Slashdot as was the case with the earlier post is the source for this post on "Fastest Waves Ever Photographed". Now this many of you may ask, I take a photo in light, so I am taking photograph of light, so what big deal about this. Yes there is nothing wrong in your understanding. Only you should realise that you do not take the photo of light. The content of this post talks about photographing particles that travel very near the speed of light, 99.997% to quote the lay language paper describing the research. You read a more details at this post on Physics Buzz.

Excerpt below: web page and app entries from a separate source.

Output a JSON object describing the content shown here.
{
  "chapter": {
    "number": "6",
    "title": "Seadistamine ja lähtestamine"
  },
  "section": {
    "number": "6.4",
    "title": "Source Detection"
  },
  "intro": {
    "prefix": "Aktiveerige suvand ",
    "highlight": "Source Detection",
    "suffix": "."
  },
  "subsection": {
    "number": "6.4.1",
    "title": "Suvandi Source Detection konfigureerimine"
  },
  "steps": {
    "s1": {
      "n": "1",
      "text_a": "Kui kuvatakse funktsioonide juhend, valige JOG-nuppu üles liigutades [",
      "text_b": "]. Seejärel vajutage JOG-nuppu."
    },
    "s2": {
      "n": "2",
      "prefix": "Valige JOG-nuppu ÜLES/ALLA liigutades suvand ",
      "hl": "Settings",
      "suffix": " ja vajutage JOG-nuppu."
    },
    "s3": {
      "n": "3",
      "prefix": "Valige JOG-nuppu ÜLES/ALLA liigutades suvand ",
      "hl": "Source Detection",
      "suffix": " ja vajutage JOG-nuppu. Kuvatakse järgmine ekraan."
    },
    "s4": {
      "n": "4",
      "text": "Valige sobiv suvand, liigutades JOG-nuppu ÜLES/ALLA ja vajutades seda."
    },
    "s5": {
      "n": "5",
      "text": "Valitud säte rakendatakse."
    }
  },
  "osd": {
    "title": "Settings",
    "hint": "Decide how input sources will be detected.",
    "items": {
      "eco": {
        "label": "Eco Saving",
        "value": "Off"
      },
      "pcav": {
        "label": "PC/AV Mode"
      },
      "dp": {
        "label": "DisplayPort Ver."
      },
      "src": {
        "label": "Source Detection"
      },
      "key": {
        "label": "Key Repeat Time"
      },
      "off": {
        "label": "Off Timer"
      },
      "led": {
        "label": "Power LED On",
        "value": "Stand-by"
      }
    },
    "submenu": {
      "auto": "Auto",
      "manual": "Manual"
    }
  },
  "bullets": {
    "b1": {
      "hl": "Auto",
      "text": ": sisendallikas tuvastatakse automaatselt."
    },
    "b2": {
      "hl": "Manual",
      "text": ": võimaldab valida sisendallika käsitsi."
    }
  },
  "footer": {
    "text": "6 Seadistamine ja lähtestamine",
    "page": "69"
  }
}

From what I gather with my little understanding of particle physics, the above research might provide a breakthrough in the area particle accelerators (table top accelerators might be a reality). Hopefully this will pave way for taking the research to the next level, on the lines of Planck's Quantum theory kicking a new era in the area of Quantum mechanics.

The second one may not spawn a new era. However, it might address some of the shortcomings of the current day technology. This is called Single Pixel Camera and falls in a new category of Compressive Imaging, the source for this is post is Physics Buzz. The concept is very simple, instead of an array of pixels capturing the picture use a single pixel to capture the whole picture. What I understand from the research of some physicists at Rice University in Houston is like this analogy. It is like philosophy. You actually get the whole gist in one go, later the more thought you spend on it, the better you understand it. We first capture the image, then you apply the algorithms to recover the signal.

The best part about the above technique, is you can improve the quality of an image in retrospect. That is if I decide to enhance the resolution of an image after an year, I can do it. This is one more technology that will host a range of products in the times to come.

PS: Being alien to the above mentioned technologies at this stage, I might have misunderstood or mis-communicated some things. Please educate me.